Being a beginner is a powerful creative and spiritual act.  Giving ourselves permission to be a beginner takes all the pressure off, and enables us to better enjoy the ride.  Maybe we’ll be good at that thing, maybe we won’t. Maybe it will take time (yes, really!) to know if this new thing is for us, or if we will in fact ever have some small measure of skill. But every journey to a new place teaches us something, and often leads us in unexpected directions.

So today I’m encouraging you to embrace your inner beginner.
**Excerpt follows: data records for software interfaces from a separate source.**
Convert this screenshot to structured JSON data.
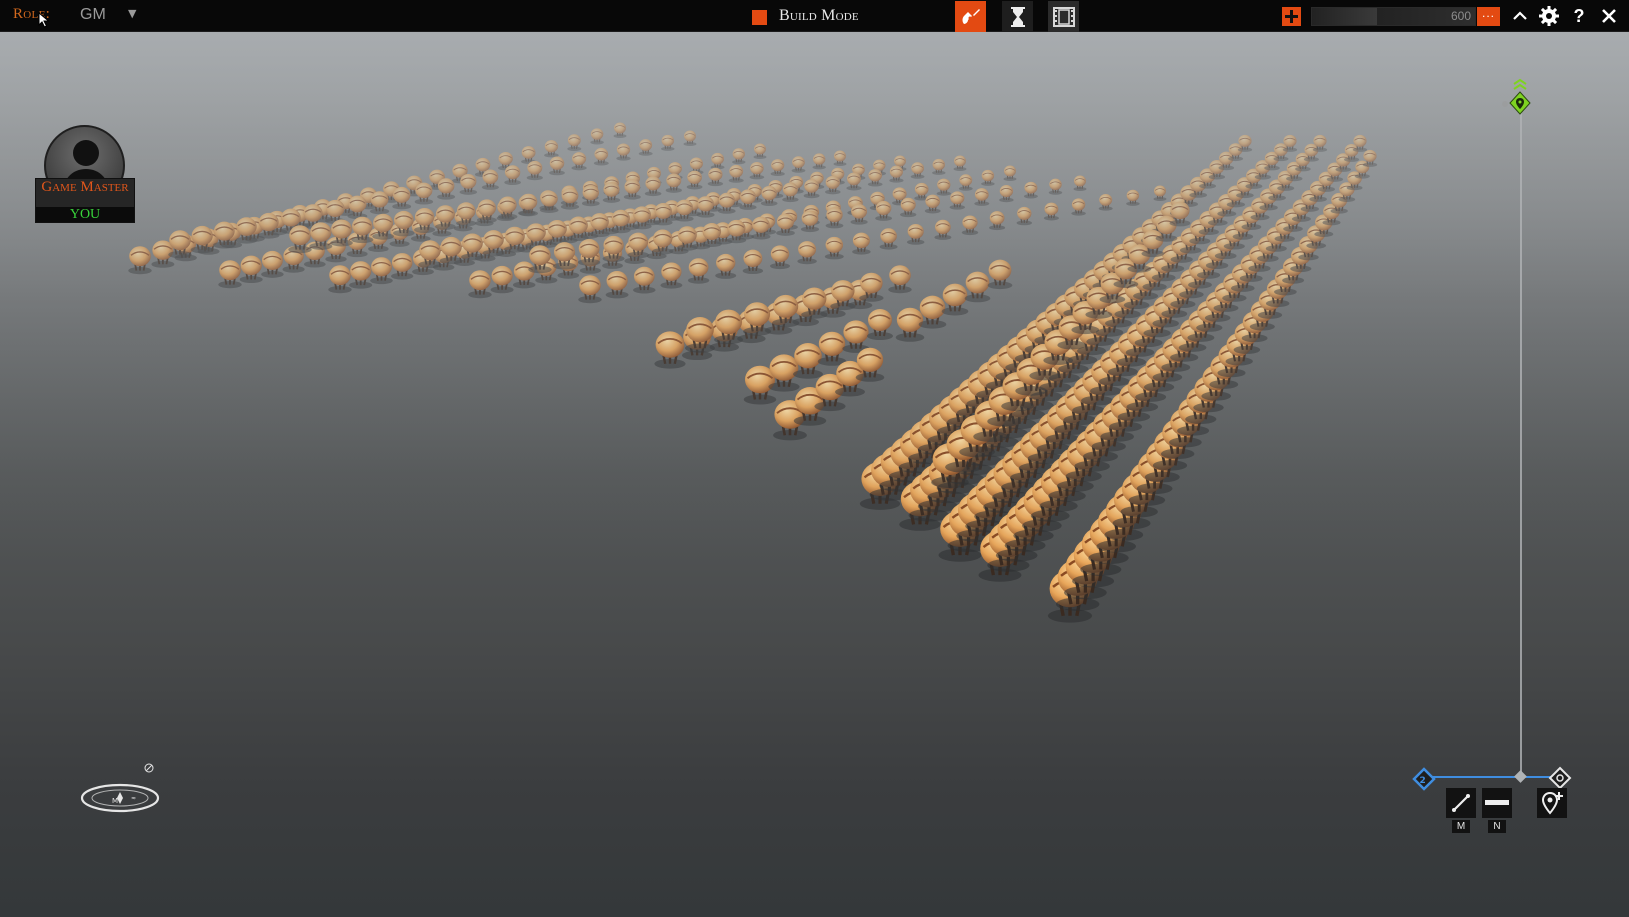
{
  "topbar": {
    "role_label": "Role:",
    "role_value": "GM",
    "mode_label": "Build Mode",
    "mode_color": "#e34a12",
    "tools": [
      {
        "name": "build-tool",
        "icon": "paint-brush-icon",
        "active": true
      },
      {
        "name": "time-tool",
        "icon": "hourglass-icon",
        "active": false
      },
      {
        "name": "cinematic-tool",
        "icon": "film-icon",
        "active": false
      }
    ],
    "counter_value": "600",
    "counter_fill": 0.4,
    "more_label": "...",
    "help_label": "?"
  },
  "player": {
    "title": "Game Master",
    "subtitle": "YOU"
  },
  "timeline": {
    "key_m": "M",
    "key_n": "N"
  },
  "colors": {
    "accent": "#e34a12",
    "timeline": "#3f8de0",
    "camera_marker": "#7ed321",
    "you_label": "#38d33a"
  }
}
Do something simply to try it out.  Do it for the fun of it. Do it without caring about the outcome, or your productivity level.  Do it badly.  Do it laughingly.  Do it earnestly, and with devotion. Because new experiences enrich us, they sharpen our minds and keep us young at heart. They help us grow. And most importantly, in a place of newness, devoid of expectation, miracles happen in the form of transformation…